Porter’s five forces analysis is a framework for industry analysis and business strategy development. It draws upon industrial organization (IO) economics to derive five forces that determine the competitive intensity and therefore attractiveness of a market. Attractiveness in this context refers to the overall industry profitability.
Threat of new competition
Profitable markets that yield high returns will attract new firms. This results in many new entrants, which eventually will decrease profitability for all firms in the industry. Unless the entry of new firms can be blocked by incumbents, the abnormal profit rate will tend towards zero (perfect competition).
- The existence of barriers to entry (patents, rights, etc.)
- Economies of product differences
- Brand equity
- Switching costs or sunk costs
- Capital requirements
- Access to distribution
- Customer loyalty to established brand
- Absolute cost
- Industry profitability; the more profitable the industry the more attractive it will be to new competitors.
Threat of substitute products or services
The existence of products outside of the realm of the common product boundaries increases the propensity of customers to switch to alternatives. Note that this should not be confused with competitors’ similar products but entirely different ones instead.
- Buyer propensity to substitute
- Relative price performance of substitute
- Buyer switching costs
- Perceived level of product differentiation
- Number of substitute products available in the market
- Ease of substitution. Information-based products are more prone to substitution, as online product can easily replace material product.
- Substandard product
- Quality depreciation
Bargaining power of customers (buyers)
The bargaining power of customers is also described as the market of outputs: the ability of customers to put the firm under pressure, which also affects the customer’s sensitivity to price changes.

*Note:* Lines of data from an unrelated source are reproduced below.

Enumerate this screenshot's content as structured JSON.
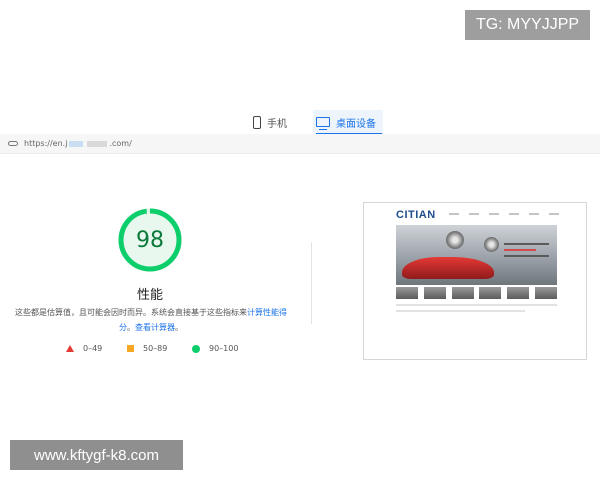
{
  "watermark_top": "TG: MYYJJPP",
  "tabs": {
    "mobile": "手机",
    "desktop": "桌面设备"
  },
  "url": {
    "prefix": "https://en.j",
    "suffix": ".com/"
  },
  "performance": {
    "score": "98",
    "score_value": 98,
    "score_max": 100,
    "title": "性能",
    "desc_main": "这些都是估算值，且可能会因时而异。系统会直接基于这些指标来",
    "desc_link1": "计算性能得分",
    "desc_sep": "。",
    "desc_link2": "查看计算器",
    "desc_end": "。"
  },
  "legend": [
    {
      "range": "0–49",
      "color": "#e53935"
    },
    {
      "range": "50–89",
      "color": "#f5a623"
    },
    {
      "range": "90–100",
      "color": "#0cce6b"
    }
  ],
  "thumbnail": {
    "logo": "CITIAN"
  },
  "watermark_bottom": "www.kftygf-k8.com",
  "colors": {
    "accent": "#1a73e8",
    "good": "#0cce6b",
    "good_text": "#0b7a3a"
  }
}
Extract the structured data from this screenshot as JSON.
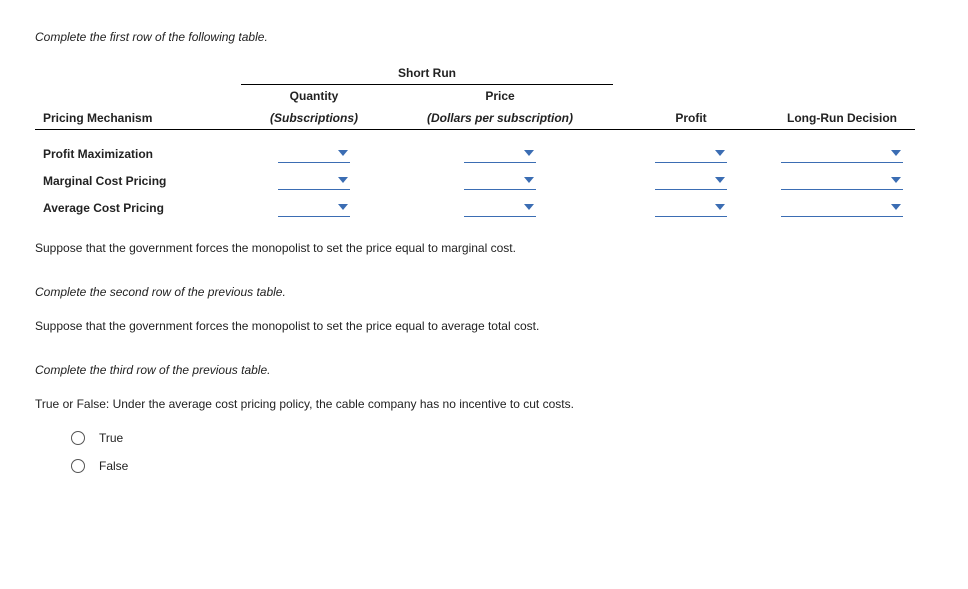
{
  "instruction1": "Complete the first row of the following table.",
  "table": {
    "short_run_header": "Short Run",
    "col_mechanism": "Pricing Mechanism",
    "col_quantity": "Quantity",
    "col_quantity_sub": "(Subscriptions)",
    "col_price": "Price",
    "col_price_sub": "(Dollars per subscription)",
    "col_profit": "Profit",
    "col_longrun": "Long-Run Decision",
    "rows": [
      {
        "label": "Profit Maximization"
      },
      {
        "label": "Marginal Cost Pricing"
      },
      {
        "label": "Average Cost Pricing"
      }
    ]
  },
  "para1": "Suppose that the government forces the monopolist to set the price equal to marginal cost.",
  "instruction2": "Complete the second row of the previous table.",
  "para2": "Suppose that the government forces the monopolist to set the price equal to average total cost.",
  "instruction3": "Complete the third row of the previous table.",
  "tf_prompt": "True or False: Under the average cost pricing policy, the cable company has no incentive to cut costs.",
  "opt_true": "True",
  "opt_false": "False"
}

- Buyer concentration to firm concentration ratio
- Degree of dependency upon existing channels of distribution
- Bargaining leverage, particularly in industries with high fixed costs
- Buyer switching costs relative to firm switching costs

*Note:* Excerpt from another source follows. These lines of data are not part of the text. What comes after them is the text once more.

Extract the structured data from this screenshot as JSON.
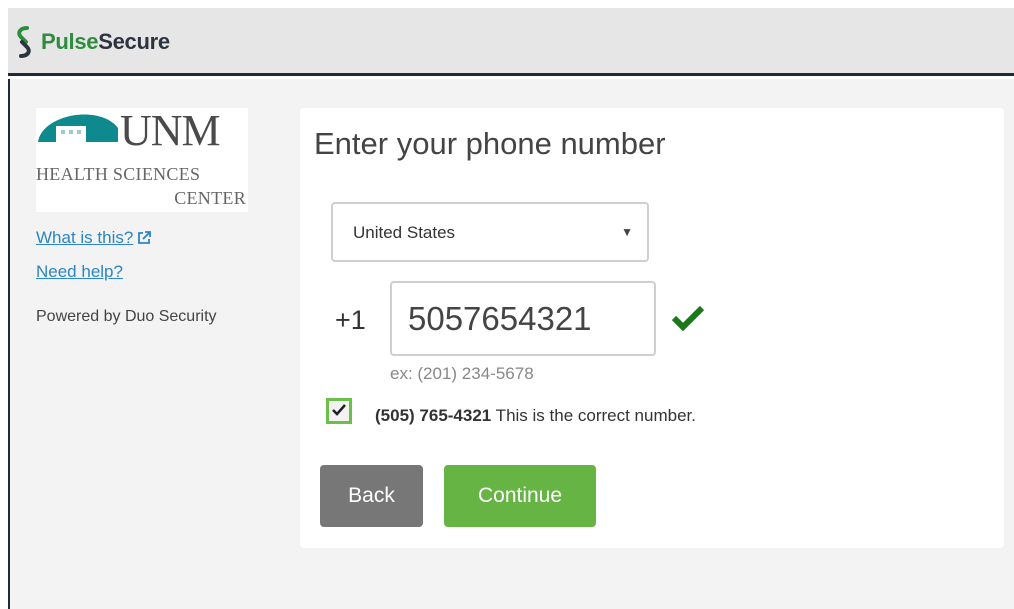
{
  "header": {
    "brand_pulse": "Pulse",
    "brand_secure": "Secure",
    "logo_icon": "pulse-secure-logo-icon"
  },
  "sidebar": {
    "logo": {
      "org": "UNM",
      "line1": "HEALTH SCIENCES",
      "line2": "CENTER"
    },
    "what_is_this": "What is this?",
    "need_help": "Need help?",
    "powered_by": "Powered by Duo Security"
  },
  "form": {
    "heading": "Enter your phone number",
    "country": "United States",
    "country_prefix": "+1",
    "phone_value": "5057654321",
    "example": "ex: (201) 234-5678",
    "confirm_number": "(505) 765-4321",
    "confirm_text": " This is the correct number.",
    "confirm_checked": true,
    "back_label": "Back",
    "continue_label": "Continue"
  },
  "colors": {
    "accent_green": "#66b444",
    "back_gray": "#777777",
    "link_blue": "#2b86c5",
    "header_bar": "#e6e6e6",
    "checkmark_green": "#1a7a1a"
  }
}
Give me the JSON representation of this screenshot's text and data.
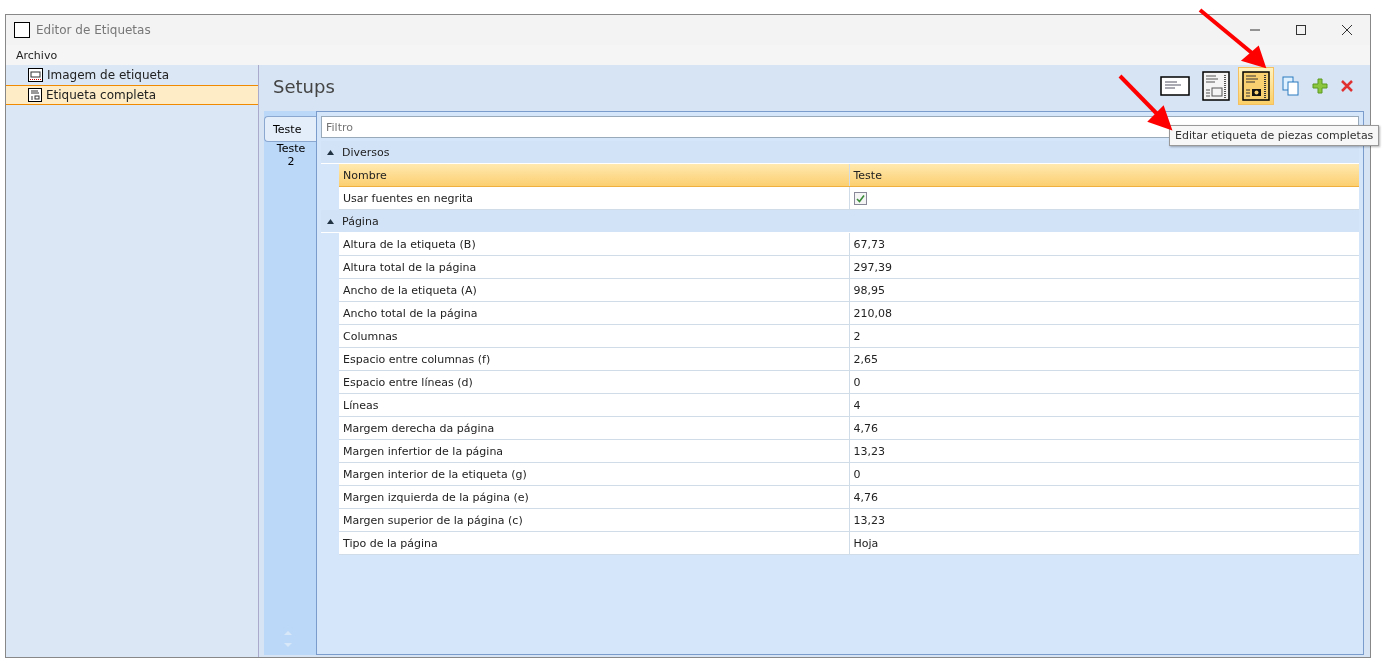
{
  "window": {
    "title": "Editor de Etiquetas"
  },
  "menu": [
    "Archivo"
  ],
  "sidebar": {
    "items": [
      {
        "label": "Imagem de etiqueta",
        "kind": "image",
        "selected": false
      },
      {
        "label": "Etiqueta completa",
        "kind": "full",
        "selected": true
      }
    ]
  },
  "panel": {
    "title": "Setups",
    "toolbar": [
      {
        "kind": "label",
        "selected": false
      },
      {
        "kind": "label-image",
        "selected": false
      },
      {
        "kind": "label-camera",
        "selected": true
      },
      {
        "kind": "copy",
        "selected": false
      },
      {
        "kind": "add",
        "selected": false
      },
      {
        "kind": "delete",
        "selected": false
      }
    ],
    "tooltip": "Editar etiqueta de piezas completas"
  },
  "tabs": [
    {
      "label": "Teste",
      "selected": true
    },
    {
      "label": "Teste 2",
      "selected": false
    }
  ],
  "filter": {
    "placeholder": "Filtro"
  },
  "groups": [
    {
      "title": "Diversos",
      "expanded": true,
      "rows": [
        {
          "kind": "header",
          "name": "Nombre",
          "value": "Teste"
        },
        {
          "kind": "checkbox",
          "name": "Usar fuentes en negrita",
          "checked": true
        }
      ]
    },
    {
      "title": "Página",
      "expanded": true,
      "rows": [
        {
          "kind": "text",
          "name": "Altura de la etiqueta (B)",
          "value": "67,73"
        },
        {
          "kind": "text",
          "name": "Altura total de la página",
          "value": "297,39"
        },
        {
          "kind": "text",
          "name": "Ancho de la etiqueta (A)",
          "value": "98,95"
        },
        {
          "kind": "text",
          "name": "Ancho total de la página",
          "value": "210,08"
        },
        {
          "kind": "text",
          "name": "Columnas",
          "value": "2"
        },
        {
          "kind": "text",
          "name": "Espacio entre columnas (f)",
          "value": "2,65"
        },
        {
          "kind": "text",
          "name": "Espacio entre líneas (d)",
          "value": "0"
        },
        {
          "kind": "text",
          "name": "Líneas",
          "value": "4"
        },
        {
          "kind": "text",
          "name": "Margem derecha da página",
          "value": "4,76"
        },
        {
          "kind": "text",
          "name": "Margen infertior de la página",
          "value": "13,23"
        },
        {
          "kind": "text",
          "name": "Margen interior de la etiqueta (g)",
          "value": "0"
        },
        {
          "kind": "text",
          "name": "Margen izquierda de la página (e)",
          "value": "4,76"
        },
        {
          "kind": "text",
          "name": "Margen superior de la página (c)",
          "value": "13,23"
        },
        {
          "kind": "text",
          "name": "Tipo de la página",
          "value": "Hoja"
        }
      ]
    }
  ]
}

- Buyer information availability
- Availability of existing substitute products
- Buyer price sensitivity
- Differential advantage (uniqueness) of industry products
- RFM Analysis

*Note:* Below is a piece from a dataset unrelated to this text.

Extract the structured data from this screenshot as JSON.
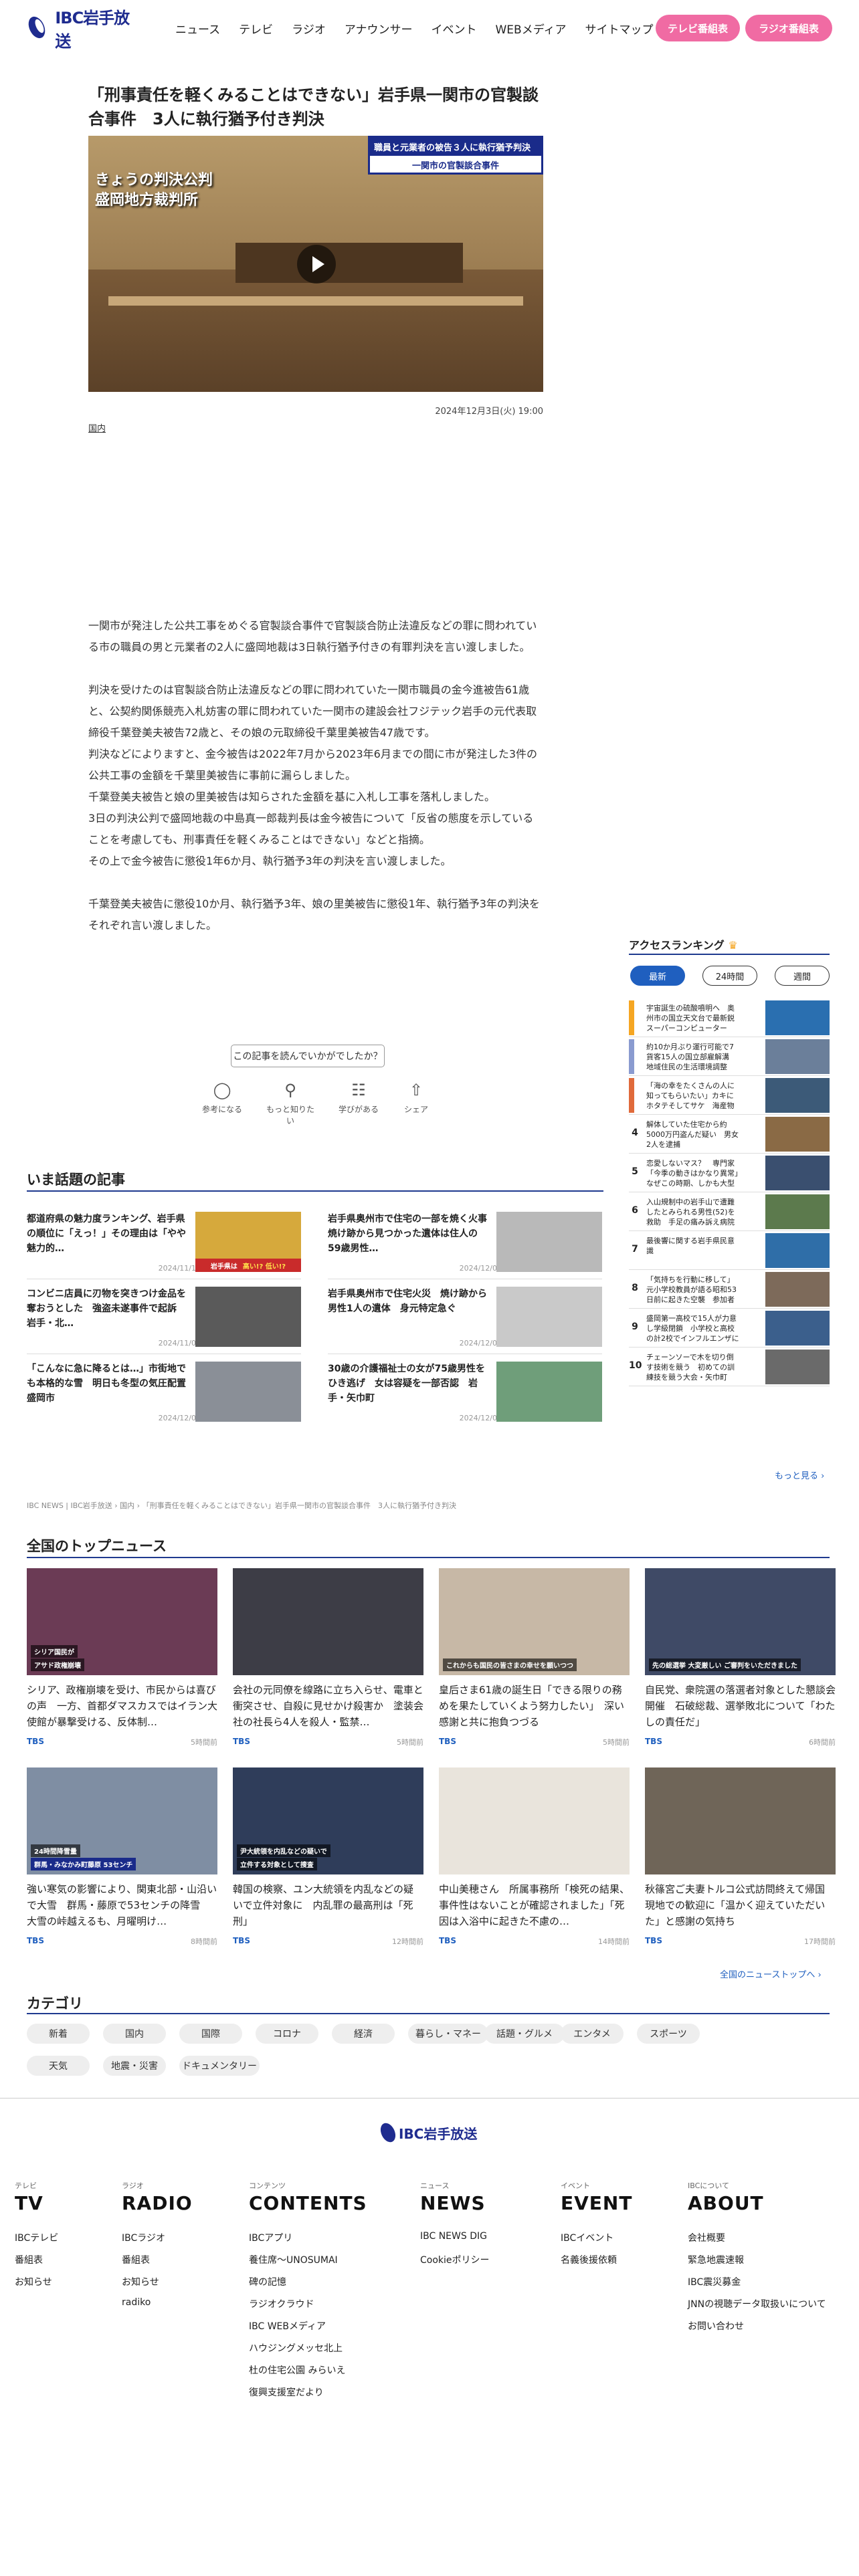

Bargaining power of suppliers
The bargaining power of suppliers is also described as the market of inputs. Suppliers of raw materials, components, labor, and services (such as expertise) to the firm can be a source of power over the firm, when there are few substitutes. Suppliers may refuse to work with the firm, or, e.g., charge excessively high prices for unique resources.
- Supplier switching costs relative to firm switching costs
- Degree of differentiation of inputs
- Impact of inputs on cost or differentiation
- Presence of substitute inputs
- Strength of distribution channel
- Supplier concentration to firm concentration ratio
- Employee solidarity (e.g. labor unions)
- Supplier competition – ability to forward vertically integrate and cut out the BUYER
Ex.: If you are making biscuits and there is only one person who sells flour, you have no alternative but to buy it from him.
Intensity of competitive rivalry
For most industries, the intensity of competitive rivalry is the major determinant of the competitiveness of the industry.
- Sustainable competitive advantage through innovation
- Competition between online and offline companies
- Level of advertising expense
- Powerful competitive strategy